In September 2019, the men’s basketball program was charged with five Level I NCAA rules violations delivered in a Notice of Allegations — the NCAA’s version of an indictment — including a lack of institutional control.
Self personally was handed a coach responsibility charge, and the penalties associated with the alleged violations carry potential show-cause — essentially a suspension — penalties for Self and assistant coach Kurtis Townsend, a postseason ban, loss of recruiting scholarships, and vacated wins.
KU, Self and Townsend have vigorously disputed the charges facing the program since the process began; however, Self’s threat of legal action seems to clearly demonstrate KU won’t quietly accept any punishment that results in the aforementioned penalties.
“To put it bluntly, the NCAA enforcement staff is attempting to end Mr. Self’s long and very successful coaching career for conduct which all coaches engage in and which the NCAA has known for many years is commonplace and permissible,” Tompsett wrote.
As support for that claim, Tompsett included in the June 12 letter a quote from Mike Brey, the recent National Association of Basketball Coaches president and the head men's basketball coach at Notre Dame.
"It kind of shocked me," Brey said in part during a recent interview with The Athletic's Seth Davis. "I never thought of it like that. If there's money changing hands, then yeah, they're a booster, but I don't think any of us look at the support we get from sneaker companies and think of that as violations. They're giving us information to help close the deal (with recruits). ... Every one of us works the shoe company angle to help us get players. I speak to those guys as much as I would speak to parents."
The allegations from the NCAA state that Self and Townsend showed a lack of control in allowing representatives from Adidas, KU’s apparel company, to have “unrestricted access” to players and families of potential KU recruits.
The alleged failure to monitor the representatives’ activities is what resulted in the guardians of former Kansas players Billy Preston and Cheick Diallo, as well as current player Silvio de Sousa, to receive illicit payments during their recruiting processes, the NCAA says.
The NCAA also argued that Adidas representatives were acting as boosters for KU, and as such had to be monitored by coaches at all relevant times to ensure compliance with NCAA rules.

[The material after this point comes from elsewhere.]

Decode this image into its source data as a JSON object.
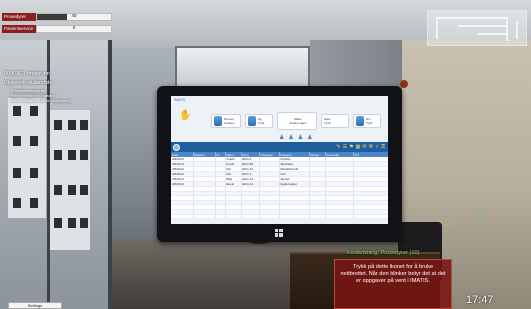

As the Journal-World has previously reported, KU’s athletic department has routinely sent out compliance letters to area businesses reminding them of what constitutes a booster of the university. That letter makes it clear that companies like Adidas can be considered boosters.
The letter states: “A booster is an individual, independent agency, corporate entity (e.g. apparel or equipment manufacturer) or other organization that is known to …”
KU in its response to NCAA allegations in March, however, said that the NCAA was relying on a "never before alleged theory" that employees of corporate partners are boosters to college athletic programs. Seemingly the case against KU hinges on whether then-employees of Adidas are considered boosters.
T.J. Gassnola, the central figure in the Adidas pay-for-play scandal, testified in a 2018 federal trial that he and others intentionally concealed the payments from Self and Kansas.
In the letter, Tompsett wrote that allegations directed at Self “are contrary to longstanding NCAA precedent and the common practice that individuals who work in grassroots basketball openly share information with both college coaches and (potential student athletes).”
KU’s violations case has been referred to a new Independent Accountability Resolution Process that is separate from the NCAA. The five-person committee within that process has not yet publicly said whether it will hear the case.
If it won’t, the case will be heard through the typical route of the NCAA Committee on Infractions, which recently has ratcheted up the penalties it levies at schools found to have violated NCAA rules.
– Sports editor Matt Tait contributed to this article.